“Unfortunately, there are some redundancies,” said Bartz.
More financial questions, one on the mobile search market, one on innovation, one on scale and one on advertisers.
“Advertisers, especially smaller ones, want to make sure there is enough meaningful market for them and they don’t want to learn three platforms,” said Bartz. “They know how to enter into the Google system.”
She said “Google system” like she was talking about a gulag.
Meanwhile, Ballmer talked about how good it was to now be No. 2. Really, he did, since he was a distant No. 3 before this deal.
6:11 am PDT: Some technology question. Ballmer noted that the deal was not a “rip and replace” of Yahoo’s search for Microsoft. It will be an “integration.”
Next was a question about how this deal measured up to last year’s more money-laden offer by Microsoft.
Bartz said she didn’t just want an upfront payment, but a “true partnership,” with control over the Yahoo user interface and “real skin in the game.”
Ballmer called last year’s deal more investor-focused than operational. “The deal was different for Microsoft, not better,” he said, leaving out the cheaper part.
Finally, I get called on, and ask about who will lead the integration and how it will get done, so as not to create a huge distraction.
Bartz said it would be a “smooth transition…not that different from when Yahoo went from Overture to Panama.”
I did not have the heart to tell her that the transition of the Yahoo ad platform was anything but smooth and one of the reasons Yahoo got into the trouble it has gotten in.
Ballmer noted that the leadership that put together the deal is the leadership of the companies in the digital arena.
I also asked how the deal finally came together, especially after such historical rancor.
“It was like a snowball down a hill,” said Bartz.
But it was also a complex ball of ice, she added, noting “it was not a two-page term sheet.”
More like hundreds of pages. “There was not a high level of abstraction,” said Ballmer.
Finally, finding a kind of married groove–from that time before the random bickering sets in–Bartz noted that “dating is one thing, but having a partnership is another.”

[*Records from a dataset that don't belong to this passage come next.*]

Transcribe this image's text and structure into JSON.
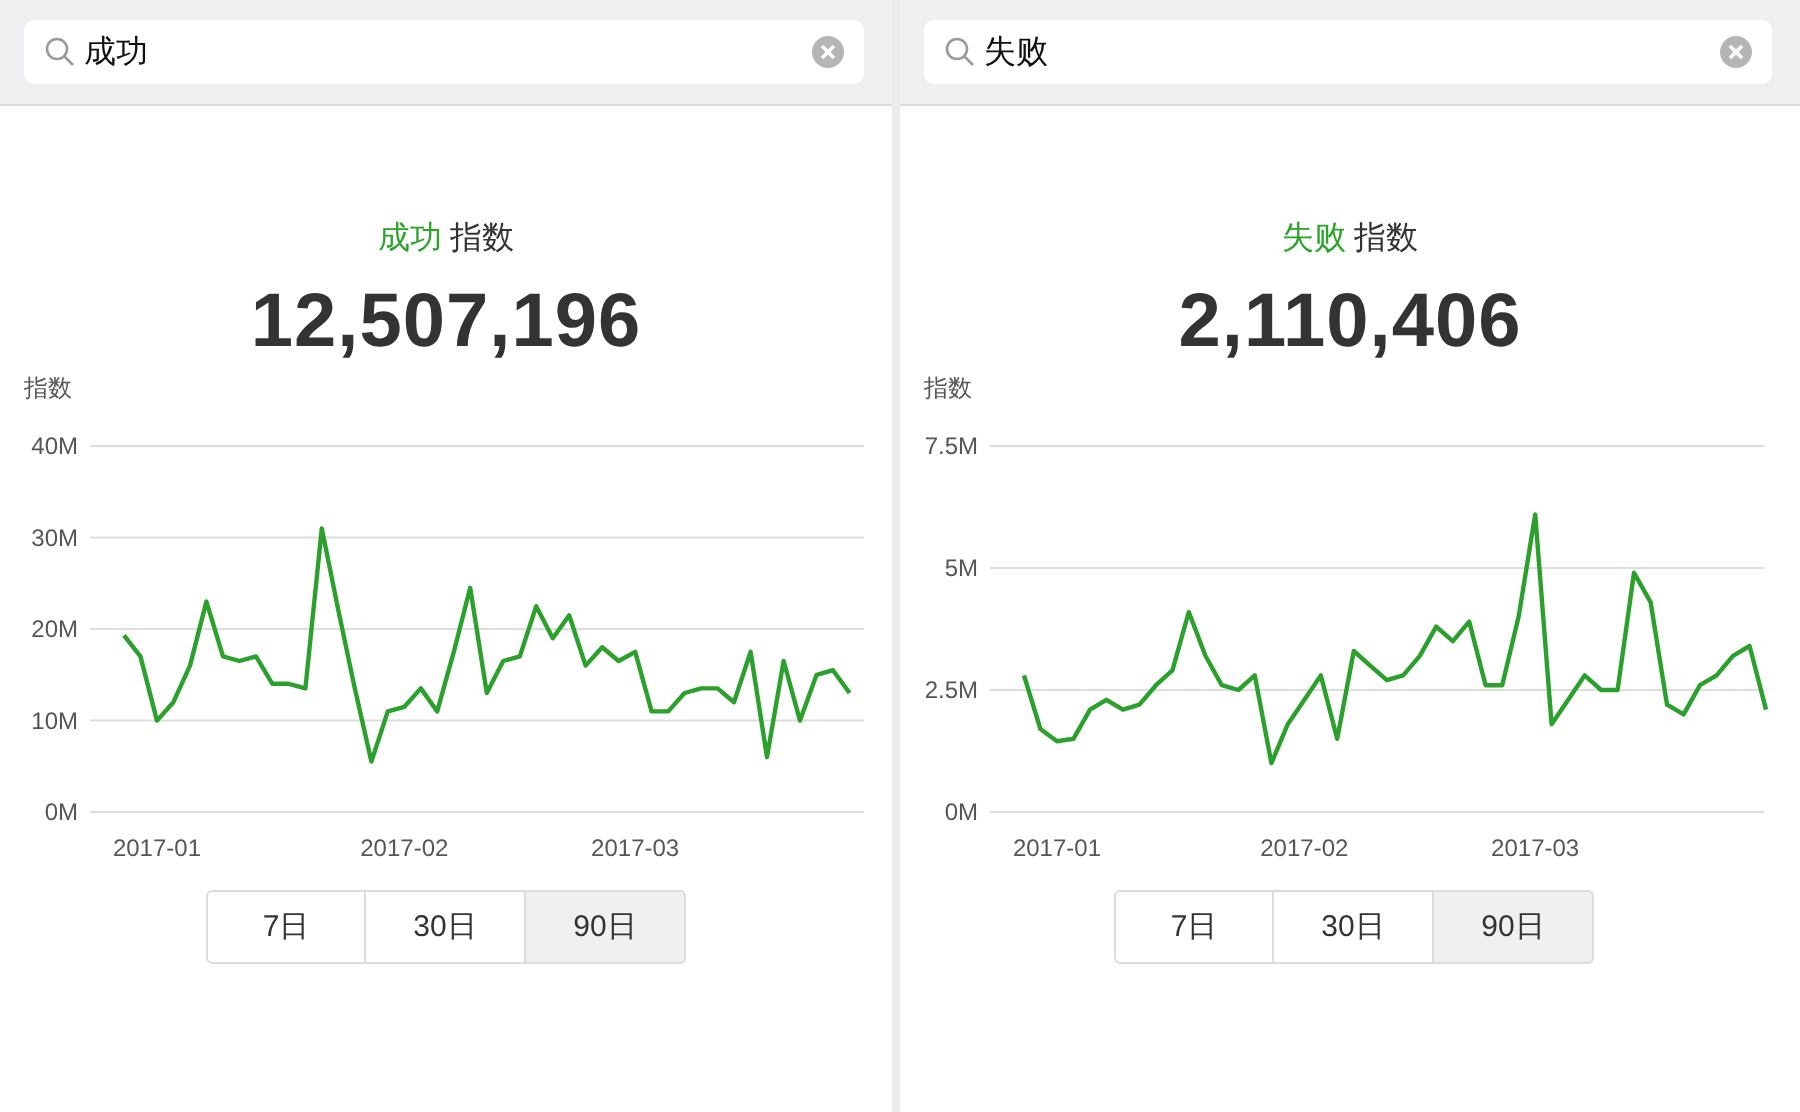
{
  "panels": [
    {
      "search": {
        "value": "成功"
      },
      "heading": {
        "term": "成功",
        "suffix": "指数"
      },
      "total": "12,507,196",
      "chart": {
        "chart_data": {
          "type": "line",
          "ylabel": "指数",
          "categories": [
            null,
            null,
            "2017-01",
            null,
            null,
            null,
            null,
            null,
            null,
            null,
            null,
            null,
            null,
            null,
            null,
            null,
            null,
            "2017-02",
            null,
            null,
            null,
            null,
            null,
            null,
            null,
            null,
            null,
            null,
            null,
            null,
            null,
            "2017-03",
            null,
            null,
            null,
            null,
            null,
            null,
            null,
            null,
            null,
            null,
            null,
            null,
            null
          ],
          "series": [
            {
              "color": "#2ca02c",
              "values": [
                19.3,
                17,
                10,
                12,
                16,
                23,
                17,
                16.5,
                17,
                14,
                14,
                13.5,
                31,
                22,
                13.5,
                5.5,
                11,
                11.5,
                13.5,
                11,
                17.5,
                24.5,
                13,
                16.5,
                17,
                22.5,
                19,
                21.5,
                16,
                18,
                16.5,
                17.5,
                11,
                11,
                13,
                13.5,
                13.5,
                12,
                17.5,
                6,
                16.5,
                10,
                15,
                15.5,
                13
              ]
            }
          ],
          "grid": true,
          "ylim": [
            0,
            40
          ],
          "yticks": [
            {
              "value": 0,
              "label": "0M"
            },
            {
              "value": 10,
              "label": "10M"
            },
            {
              "value": 20,
              "label": "20M"
            },
            {
              "value": 30,
              "label": "30M"
            },
            {
              "value": 40,
              "label": "40M"
            }
          ]
        }
      },
      "ranges": [
        {
          "label": "7日",
          "selected": false
        },
        {
          "label": "30日",
          "selected": false
        },
        {
          "label": "90日",
          "selected": true
        }
      ]
    },
    {
      "search": {
        "value": "失败"
      },
      "heading": {
        "term": "失败",
        "suffix": "指数"
      },
      "total": "2,110,406",
      "chart": {
        "chart_data": {
          "type": "line",
          "ylabel": "指数",
          "categories": [
            null,
            null,
            "2017-01",
            null,
            null,
            null,
            null,
            null,
            null,
            null,
            null,
            null,
            null,
            null,
            null,
            null,
            null,
            "2017-02",
            null,
            null,
            null,
            null,
            null,
            null,
            null,
            null,
            null,
            null,
            null,
            null,
            null,
            "2017-03",
            null,
            null,
            null,
            null,
            null,
            null,
            null,
            null,
            null,
            null,
            null,
            null,
            null,
            null
          ],
          "series": [
            {
              "color": "#2ca02c",
              "values": [
                2.8,
                1.7,
                1.45,
                1.5,
                2.1,
                2.3,
                2.1,
                2.2,
                2.6,
                2.9,
                4.1,
                3.2,
                2.6,
                2.5,
                2.8,
                1.0,
                1.8,
                2.3,
                2.8,
                1.5,
                3.3,
                3.0,
                2.7,
                2.8,
                3.2,
                3.8,
                3.5,
                3.9,
                2.6,
                2.6,
                4.0,
                6.1,
                1.8,
                2.3,
                2.8,
                2.5,
                2.5,
                4.9,
                4.3,
                2.2,
                2.0,
                2.6,
                2.8,
                3.2,
                3.4,
                2.1
              ]
            }
          ],
          "grid": true,
          "ylim": [
            0,
            7.5
          ],
          "yticks": [
            {
              "value": 0,
              "label": "0M"
            },
            {
              "value": 2.5,
              "label": "2.5M"
            },
            {
              "value": 5,
              "label": "5M"
            },
            {
              "value": 7.5,
              "label": "7.5M"
            }
          ]
        }
      },
      "ranges": [
        {
          "label": "7日",
          "selected": false
        },
        {
          "label": "30日",
          "selected": false
        },
        {
          "label": "90日",
          "selected": true
        }
      ]
    }
  ]
}
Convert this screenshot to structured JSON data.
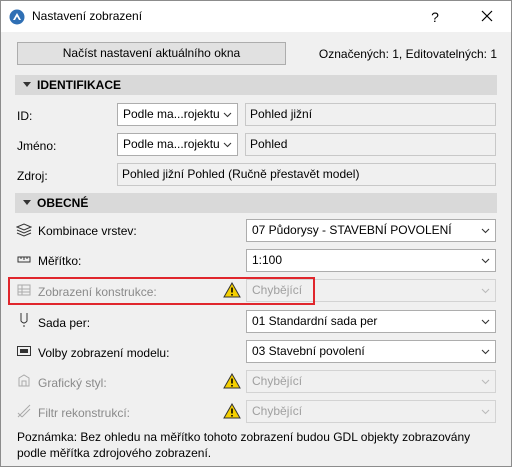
{
  "window": {
    "title": "Nastavení zobrazení",
    "help_label": "?"
  },
  "toolbar": {
    "load_label": "Načíst nastavení aktuálního okna",
    "counts": "Označených: 1, Editovatelných: 1"
  },
  "identifikace": {
    "header": "IDENTIFIKACE",
    "id": {
      "label": "ID:",
      "mode": "Podle ma...rojektu",
      "value": "Pohled jižní"
    },
    "jmeno": {
      "label": "Jméno:",
      "mode": "Podle ma...rojektu",
      "value": "Pohled"
    },
    "zdroj": {
      "label": "Zdroj:",
      "value": "Pohled jižní Pohled (Ručně přestavět model)"
    }
  },
  "obecne": {
    "header": "OBECNÉ",
    "rows": {
      "kombinace": {
        "label": "Kombinace vrstev:",
        "value": "07 Půdorysy - STAVEBNÍ POVOLENÍ",
        "icon": "layers-icon"
      },
      "meritko": {
        "label": "Měřítko:",
        "value": "1:100",
        "icon": "scale-icon"
      },
      "konstrukce": {
        "label": "Zobrazení konstrukce:",
        "value": "Chybějící",
        "icon": "structure-icon"
      },
      "sada": {
        "label": "Sada per:",
        "value": "01 Standardní sada per",
        "icon": "pen-icon"
      },
      "volby": {
        "label": "Volby zobrazení modelu:",
        "value": "03 Stavební povolení",
        "icon": "model-view-icon"
      },
      "graficky": {
        "label": "Grafický styl:",
        "value": "Chybějící",
        "icon": "graphic-style-icon"
      },
      "filtr": {
        "label": "Filtr rekonstrukcí:",
        "value": "Chybějící",
        "icon": "renovation-filter-icon"
      }
    }
  },
  "note": "Poznámka: Bez ohledu na měřítko tohoto zobrazení budou GDL objekty zobrazovány podle měřítka zdrojového zobrazení."
}
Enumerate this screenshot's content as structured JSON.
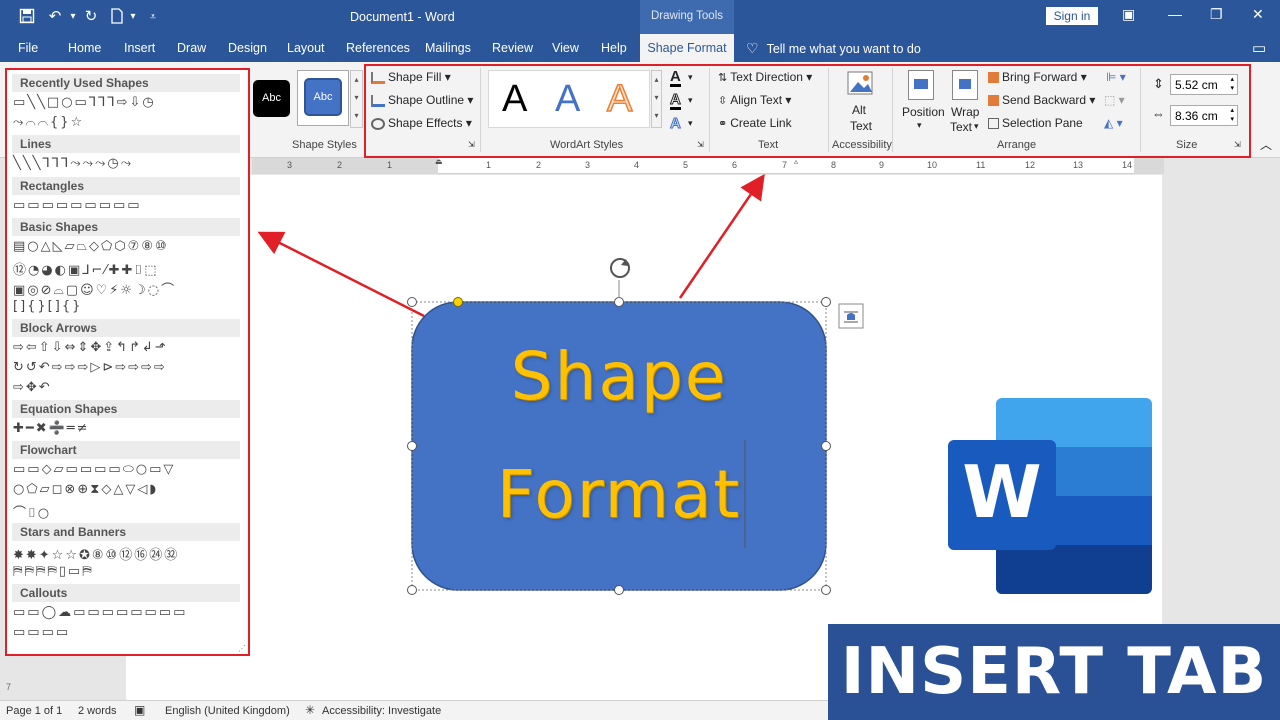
{
  "titlebar": {
    "document_title": "Document1  -  Word",
    "contextual_tab_group": "Drawing Tools",
    "sign_in": "Sign in"
  },
  "menu": {
    "items": [
      "File",
      "Home",
      "Insert",
      "Draw",
      "Design",
      "Layout",
      "References",
      "Mailings",
      "Review",
      "View",
      "Help"
    ],
    "active_tab": "Shape Format",
    "tell_me": "Tell me what you want to do"
  },
  "ribbon": {
    "style_swatches": [
      "Abc",
      "Abc"
    ],
    "shape_styles": {
      "fill": "Shape Fill",
      "outline": "Shape Outline",
      "effects": "Shape Effects",
      "label": "Shape Styles"
    },
    "wordart": {
      "letters": [
        "A",
        "A",
        "A"
      ],
      "label": "WordArt Styles"
    },
    "text_group": {
      "direction": "Text Direction",
      "align": "Align Text",
      "link": "Create Link",
      "label": "Text"
    },
    "accessibility": {
      "alt_line1": "Alt",
      "alt_line2": "Text",
      "label": "Accessibility"
    },
    "arrange": {
      "position": "Position",
      "wrap_line1": "Wrap",
      "wrap_line2": "Text",
      "bring_forward": "Bring Forward",
      "send_backward": "Send Backward",
      "selection_pane": "Selection Pane",
      "label": "Arrange"
    },
    "size": {
      "height": "5.52 cm",
      "width": "8.36 cm",
      "label": "Size"
    }
  },
  "ruler": {
    "ticks": [
      "3",
      "2",
      "1",
      "1",
      "2",
      "3",
      "4",
      "5",
      "6",
      "7",
      "8",
      "9",
      "10",
      "11",
      "12",
      "13",
      "14"
    ]
  },
  "shapes_panel": {
    "categories": [
      {
        "title": "Recently Used Shapes",
        "rows": [
          "▭╲╲□○▭⅂⅂⅂⇨⇩◷",
          "⤳⌒⌒{}☆"
        ]
      },
      {
        "title": "Lines",
        "rows": [
          "╲╲╲⅂⅂⅂⤳⤳⤳◷⤳"
        ]
      },
      {
        "title": "Rectangles",
        "rows": [
          "▭▭▭▭▭▭▭▭▭"
        ]
      },
      {
        "title": "Basic Shapes",
        "rows": [
          "▤○△◺▱⏢◇⬠⬡⑦⑧⑩",
          "⑫◔◕◐▣⅃⌐⁄✚✚⌷⬚",
          "▣◎⊘⌓▢☺♡⚡☼☽◌⌒",
          "[]{}[]{}"
        ]
      },
      {
        "title": "Block Arrows",
        "rows": [
          "⇨⇦⇧⇩⇔⇕✥⇪↰↱↲⬏",
          "↻↺↶⇨⇨⇨▷⊳⇨⇨⇨⇨",
          "⇨✥↶"
        ]
      },
      {
        "title": "Equation Shapes",
        "rows": [
          "✚━✖➗═≠"
        ]
      },
      {
        "title": "Flowchart",
        "rows": [
          "▭▭◇▱▭▭▭▭⬭○▭▽",
          "○⬠▱◻⊗⊕⧗◇△▽◁◗",
          "⌒⌷○"
        ]
      },
      {
        "title": "Stars and Banners",
        "rows": [
          "✸✸✦☆☆✪⑧⑩⑫⑯㉔㉜",
          "⛿⛿⛿⛿▯▭⛿"
        ]
      },
      {
        "title": "Callouts",
        "rows": [
          "▭▭◯☁▭▭▭▭▭▭▭▭",
          "▭▭▭▭"
        ]
      }
    ]
  },
  "canvas": {
    "shape_text_line1": "Shape",
    "shape_text_line2": "Format",
    "word_logo_letter": "W",
    "banner": "INSERT TAB"
  },
  "status": {
    "page": "Page 1 of 1",
    "words": "2 words",
    "language": "English (United Kingdom)",
    "accessibility": "Accessibility: Investigate"
  },
  "colors": {
    "word_blue": "#2b579a",
    "highlight_red": "#e01f26",
    "shape_fill": "#4472c4",
    "shape_text": "#ffc000"
  }
}
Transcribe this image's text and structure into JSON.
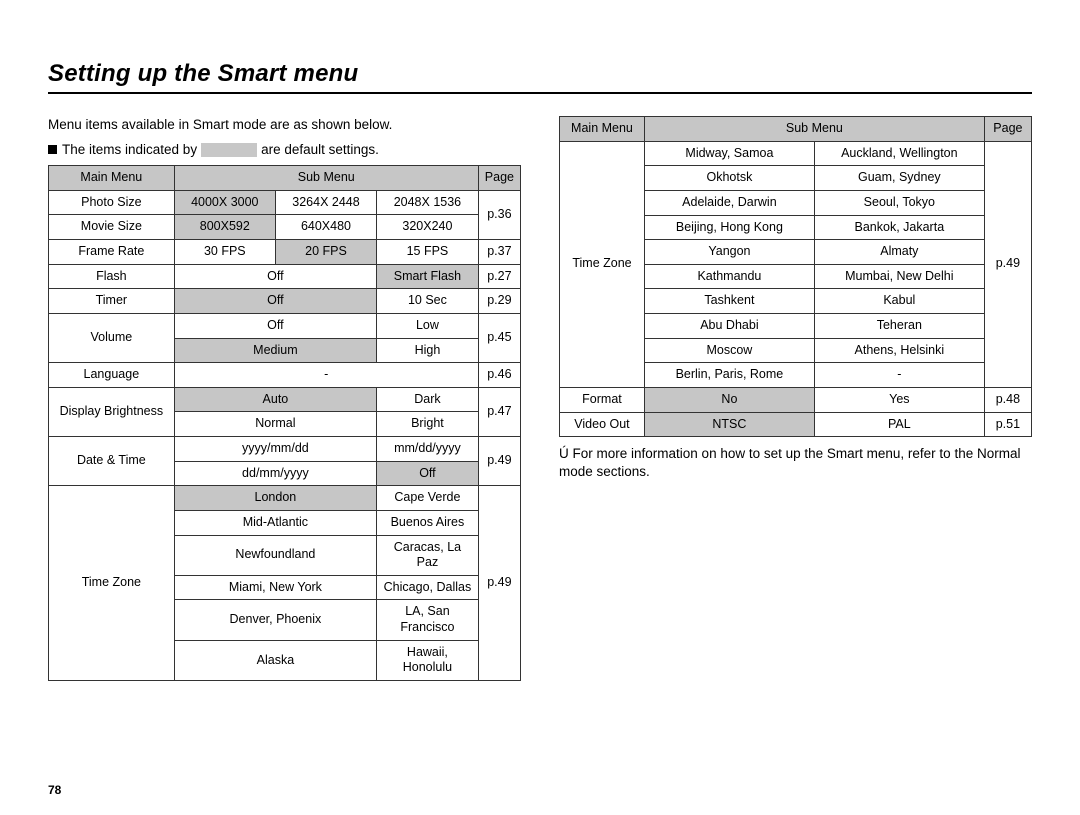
{
  "title": "Setting up the Smart menu",
  "intro": "Menu items available in Smart mode are as shown below.",
  "legend_pre": "The items indicated by",
  "legend_post": "are default settings.",
  "footnote_pre": "Ú",
  "footnote": "For more information on how to set up the Smart menu, refer to the Normal mode sections.",
  "page_num": "78",
  "head": {
    "main": "Main Menu",
    "sub": "Sub Menu",
    "page": "Page"
  },
  "left": {
    "photo_size": {
      "main": "Photo Size",
      "s1": "4000X 3000",
      "s2": "3264X 2448",
      "s3": "2048X 1536",
      "page": "p.36"
    },
    "movie_size": {
      "main": "Movie Size",
      "s1": "800X592",
      "s2": "640X480",
      "s3": "320X240",
      "page": ""
    },
    "frame_rate": {
      "main": "Frame Rate",
      "s1": "30 FPS",
      "s2": "20 FPS",
      "s3": "15 FPS",
      "page": "p.37"
    },
    "flash": {
      "main": "Flash",
      "s1": "Off",
      "s2": "Smart Flash",
      "page": "p.27"
    },
    "timer": {
      "main": "Timer",
      "s1": "Off",
      "s2": "10 Sec",
      "page": "p.29"
    },
    "volume": {
      "main": "Volume",
      "s1": "Off",
      "s2": "Low",
      "s3": "Medium",
      "s4": "High",
      "page": "p.45"
    },
    "language": {
      "main": "Language",
      "s1": "-",
      "page": "p.46"
    },
    "disp_bright": {
      "main": "Display  Brightness",
      "s1": "Auto",
      "s2": "Dark",
      "s3": "Normal",
      "s4": "Bright",
      "page": "p.47"
    },
    "date_time": {
      "main": "Date & Time",
      "s1": "yyyy/mm/dd",
      "s2": "mm/dd/yyyy",
      "s3": "dd/mm/yyyy",
      "s4": "Off",
      "page": "p.49"
    },
    "tz": {
      "main": "Time Zone",
      "r1a": "London",
      "r1b": "Cape Verde",
      "r2a": "Mid-Atlantic",
      "r2b": "Buenos Aires",
      "r3a": "Newfoundland",
      "r3b": "Caracas, La Paz",
      "r4a": "Miami, New York",
      "r4b": "Chicago, Dallas",
      "r5a": "Denver, Phoenix",
      "r5b": "LA, San Francisco",
      "r6a": "Alaska",
      "r6b": "Hawaii, Honolulu",
      "page": "p.49"
    }
  },
  "right": {
    "tz": {
      "main": "Time Zone",
      "r1a": "Midway, Samoa",
      "r1b": "Auckland, Wellington",
      "r2a": "Okhotsk",
      "r2b": "Guam, Sydney",
      "r3a": "Adelaide, Darwin",
      "r3b": "Seoul, Tokyo",
      "r4a": "Beijing, Hong Kong",
      "r4b": "Bankok, Jakarta",
      "r5a": "Yangon",
      "r5b": "Almaty",
      "r6a": "Kathmandu",
      "r6b": "Mumbai, New Delhi",
      "r7a": "Tashkent",
      "r7b": "Kabul",
      "r8a": "Abu Dhabi",
      "r8b": "Teheran",
      "r9a": "Moscow",
      "r9b": "Athens, Helsinki",
      "r10a": "Berlin, Paris, Rome",
      "r10b": "-",
      "page": "p.49"
    },
    "format": {
      "main": "Format",
      "s1": "No",
      "s2": "Yes",
      "page": "p.48"
    },
    "video_out": {
      "main": "Video Out",
      "s1": "NTSC",
      "s2": "PAL",
      "page": "p.51"
    }
  }
}
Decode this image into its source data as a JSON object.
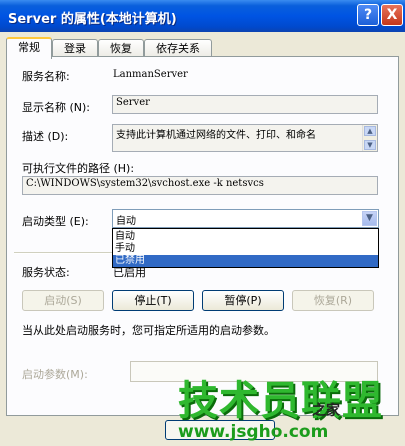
{
  "window": {
    "title": "Server 的属性(本地计算机)",
    "help_label": "?",
    "close_label": "X"
  },
  "tabs": [
    "常规",
    "登录",
    "恢复",
    "依存关系"
  ],
  "general": {
    "service_name_label": "服务名称:",
    "service_name_value": "LanmanServer",
    "display_name_label": "显示名称 (N):",
    "display_name_value": "Server",
    "description_label": "描述 (D):",
    "description_value": "支持此计算机通过网络的文件、打印、和命名",
    "exec_path_label": "可执行文件的路径 (H):",
    "exec_path_value": "C:\\WINDOWS\\system32\\svchost.exe -k netsvcs",
    "startup_type_label": "启动类型 (E):",
    "startup_type_selected": "自动",
    "startup_type_options": [
      "自动",
      "手动",
      "已禁用"
    ],
    "highlighted_option": "已禁用",
    "service_status_label": "服务状态:",
    "service_status_value": "已启用",
    "buttons": {
      "start": "启动(S)",
      "stop": "停止(T)",
      "pause": "暂停(P)",
      "resume": "恢复(R)"
    },
    "hint_text": "当从此处启动服务时，您可指定所适用的启动参数。",
    "start_params_label": "启动参数(M):",
    "start_params_value": ""
  },
  "watermark": {
    "main": "技术员联盟",
    "small": "之家",
    "url": "www.jsgho.com"
  }
}
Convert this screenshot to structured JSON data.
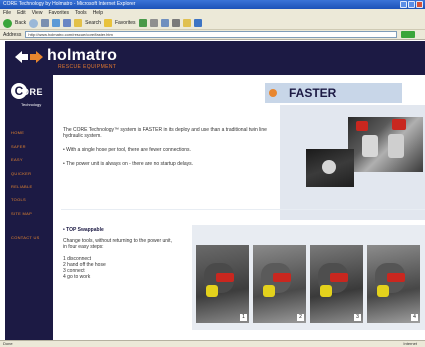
{
  "window": {
    "title": "CORE Technology by Holmatro - Microsoft Internet Explorer",
    "menu": [
      "File",
      "Edit",
      "View",
      "Favorites",
      "Tools",
      "Help"
    ],
    "toolbar": {
      "back_label": "Back",
      "search_label": "Search",
      "favorites_label": "Favorites"
    },
    "address_label": "Address",
    "address_value": "http://www.holmatro.com/rescue/core/faster.htm",
    "status_text": "Done",
    "status_zone": "Internet"
  },
  "header": {
    "brand": "holmatro",
    "tagline": "RESCUE EQUIPMENT"
  },
  "sidebar": {
    "core_logo": {
      "text": "ORE",
      "sub": "Technology"
    },
    "nav": [
      "HOME",
      "SAFER",
      "EASY",
      "QUICKER",
      "RELIABLE",
      "TOOLS",
      "SITE MAP",
      "CONTACT US"
    ]
  },
  "main": {
    "heading": "FASTER",
    "intro": "The CORE Technology™ system is FASTER in its deploy and use than a traditional twin line hydraulic system.",
    "bullets": [
      "With a single hose per tool, there are fewer connections.",
      "The power unit is always on - there are no startup delays."
    ],
    "lower_heading": "• TOP Swappable",
    "lower_intro": "Change tools, without returning to the power unit, in four easy steps:",
    "steps": [
      "1 disconnect",
      "2 hand off the hose",
      "3 connect",
      "4 go to work"
    ],
    "thumbs": [
      "1",
      "2",
      "3",
      "4"
    ]
  },
  "colors": {
    "navy": "#1c1a44",
    "accent": "#e8862f",
    "panel": "#c8d6e8"
  }
}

She added: “The good news once we reached a point we believed to be advantageous, [we did a deal]…that’s how partnerships work.”
Well, exactly how it all works out, of course, still remains to be seen.